The main purpose of the proposal was to prevent people who have high interest loans from Advance Financial 24/7 from being able to place sports bets with the lender’s sister company, Action 24/7. In January, the bookmaker was granted permission to accept cash deposits from sports bettors at physical Advance Financial branches in Tennessee. This raised concerns about responsible gambling among some lawmakers, which led to this proposal.
In addition to aiming to prevent high interest borrowers from funding their sports betting accounts, the bill also wanted to prevent people from setting up a sports betting account in order to earn enough money to pay off their loans. Lawyers for Action 24/7 had been busy lobbying against the legislation. They did not disclose how many Advance Financial 24/7 payday loan customers also have 24/7 Action accounts.
Another victory for Action 24/7
Action 24/7’s legal team has also extinguished fires elsewhere in recent weeks. Davidson County Chancellery Court ruling on Monday means Tennessee Education Lottery (TEL) board of directors is unable to take punitive action against Action 24/7 regarding possible cases of fraud.
Indeed, the judge has already ruled on the case and the board of directors of TEL had already qualified its maintenance of the suspension of the license of Action 24/7 of “last action” on the question. The state’s state gaming regulator was trying to hold another hearing on the matter in order to protect the public interest and ensure the operator is in full compliance. However, the judge said that “TEL cannot redo”.
Last month, Chancellor Patricia Moskal ruled that TEL failed to provide due process to Action 24/7 before suspending her license and that a continued suspension would threaten the bookmaker’s financial well-being. Therefore, the judge lifted the operator’s temporary suspension.
The fallout from the license suspension
TEL suspended Action 24/7’s license on March 18, making it the first online sportsbook to be suspended in the United States. The first case of debit card fraud at Action 24/7 took place on March 9, and lasted for several days. It was not until March 17 that the operator sent 23 reports of the alleged fraud to TEL, with regulator president Susan Lanigan immediately suspending the license. Action 24/7 didn’t start monitoring fraud on an ongoing basis until March 16. A TEL board meeting on March 19 ended with support for Lanigan’s decision to suspend the license.
… .Our business is destroyed. Literally, not dramatically, to be honest. Without question.”
On March 23, Action 24/7 filed a complaint against TEL in an attempt to obtain a temporary injunction to lift the suspension. She also questioned TEL’s process for suspending the license and the fraud allegations. 24/7 Action attorney E. Steele Clayton IV told the court: “… our business is being destroyed. Literally, not dramatically, to be honest. Without question.”

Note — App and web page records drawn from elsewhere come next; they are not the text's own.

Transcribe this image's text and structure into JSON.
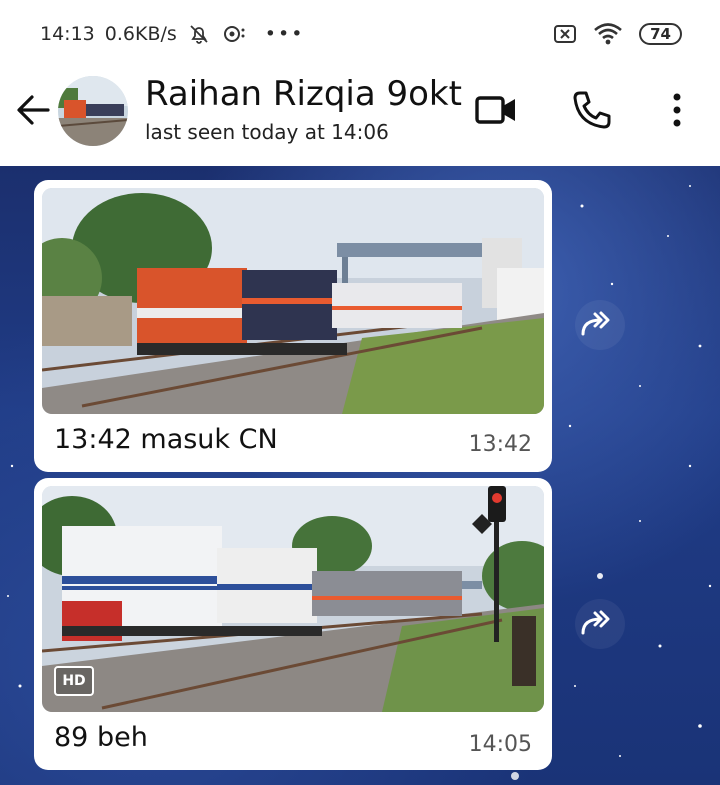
{
  "status_bar": {
    "time": "14:13",
    "speed": "0.6KB/s",
    "more": "•••",
    "battery": "74"
  },
  "header": {
    "contact_name": "Raihan Rizqia 9okt",
    "last_seen": "last seen today at 14:06",
    "icons": [
      "back-arrow-icon",
      "video-call-icon",
      "phone-icon",
      "more-vert-icon"
    ]
  },
  "messages": [
    {
      "caption": "13:42 masuk CN",
      "time": "13:42"
    },
    {
      "caption": "89 beh",
      "time": "14:05",
      "badge": "HD"
    }
  ],
  "colors": {
    "accent": "#2b2b2b",
    "chat_background": "#1e3a82",
    "bubble": "#ffffff"
  }
}
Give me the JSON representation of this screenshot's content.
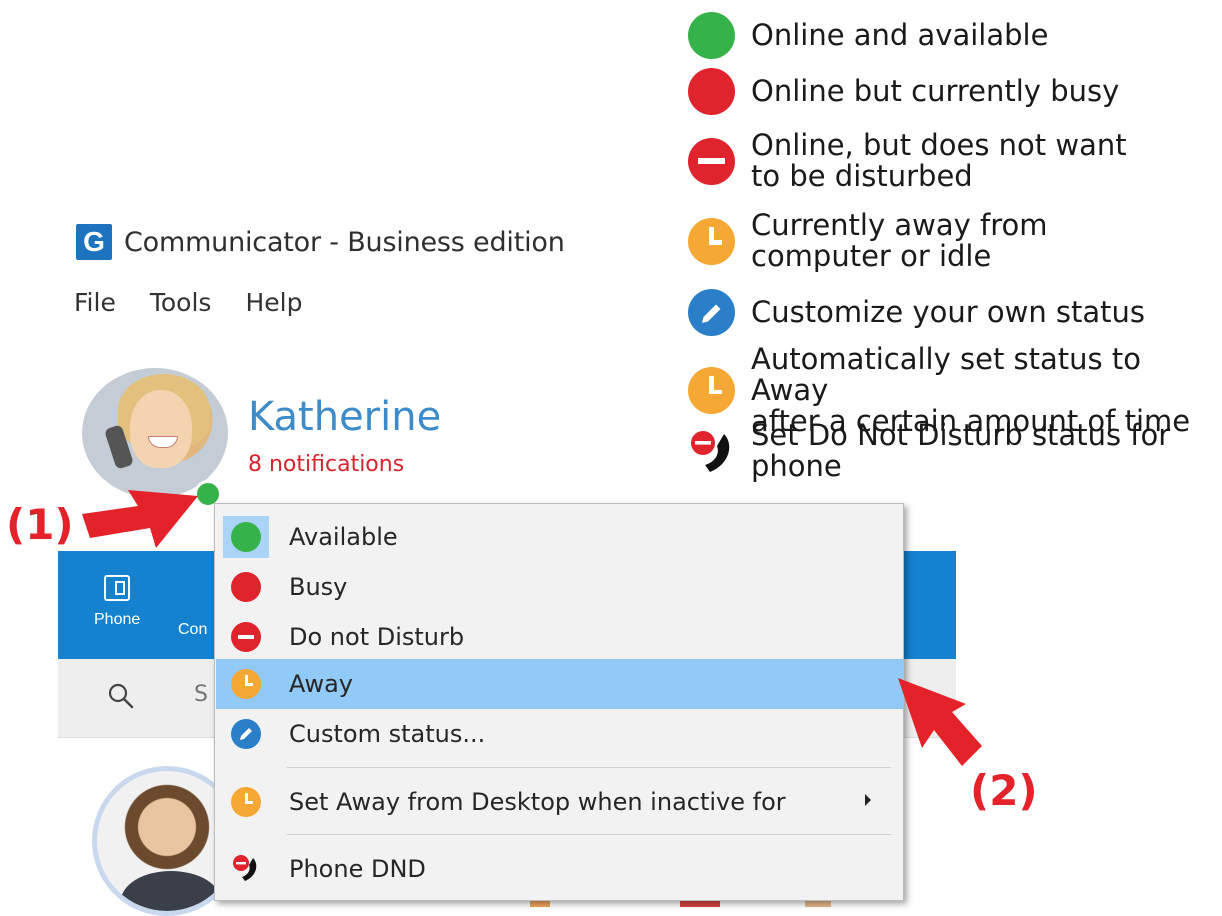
{
  "window": {
    "title": "Communicator - Business edition",
    "logo_letter": "G"
  },
  "menubar": {
    "items": [
      "File",
      "Tools",
      "Help"
    ]
  },
  "profile": {
    "name": "Katherine",
    "notifications": "8 notifications",
    "status_color": "#35b34a"
  },
  "nav": {
    "items": [
      {
        "label": "Phone",
        "icon": "phone-desk-icon"
      },
      {
        "label": "Con",
        "icon": "contacts-icon"
      }
    ]
  },
  "search": {
    "placeholder": "S"
  },
  "status_menu": {
    "items": [
      {
        "label": "Available",
        "icon": "green-dot-icon",
        "selected": true
      },
      {
        "label": "Busy",
        "icon": "red-dot-icon"
      },
      {
        "label": "Do not Disturb",
        "icon": "do-not-disturb-icon"
      },
      {
        "label": "Away",
        "icon": "clock-icon",
        "highlighted": true
      },
      {
        "label": "Custom status...",
        "icon": "pencil-icon"
      },
      {
        "label": "Set Away from Desktop when inactive for",
        "icon": "clock-icon",
        "has_submenu": true
      },
      {
        "label": "Phone DND",
        "icon": "phone-dnd-icon"
      }
    ]
  },
  "legend": {
    "items": [
      {
        "text": "Online and available",
        "icon": "green-dot-icon"
      },
      {
        "text": "Online but currently busy",
        "icon": "red-dot-icon"
      },
      {
        "text_lines": [
          "Online, but does not want",
          "to be disturbed"
        ],
        "icon": "do-not-disturb-icon"
      },
      {
        "text_lines": [
          "Currently away from",
          "computer or idle"
        ],
        "icon": "clock-icon"
      },
      {
        "text": "Customize your own status",
        "icon": "pencil-icon"
      },
      {
        "text_lines": [
          "Automatically set status to Away",
          "after a certain amount of time"
        ],
        "icon": "clock-icon"
      },
      {
        "text_lines": [
          "Set Do Not Disturb status for",
          "phone"
        ],
        "icon": "phone-dnd-icon"
      }
    ]
  },
  "annotations": {
    "step1": "(1)",
    "step2": "(2)"
  },
  "colors": {
    "green": "#35b34a",
    "red": "#e0242d",
    "orange": "#f5a834",
    "blue": "#2b7fc8",
    "nav_blue": "#1582cf",
    "highlight": "#91c9f7",
    "annotation_red": "#e3222a"
  }
}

This suspension was active during the March Madness college basketball tournament, a major betting event in the United States each year. The reinstatement of the license came on March 26 after the operator obtained its injunction.
Action 24/7 could still face action from TEL on another matter. One of the bookmaker’s contract employees set up more than 40 accounts for punters in other states ahead of the Super Bowl, allowing them to place hundreds of bets. TEL has turned this interstate gambling case over to law enforcement, with TEL having to decide whether to take potential action once law enforcement has completed its investigation.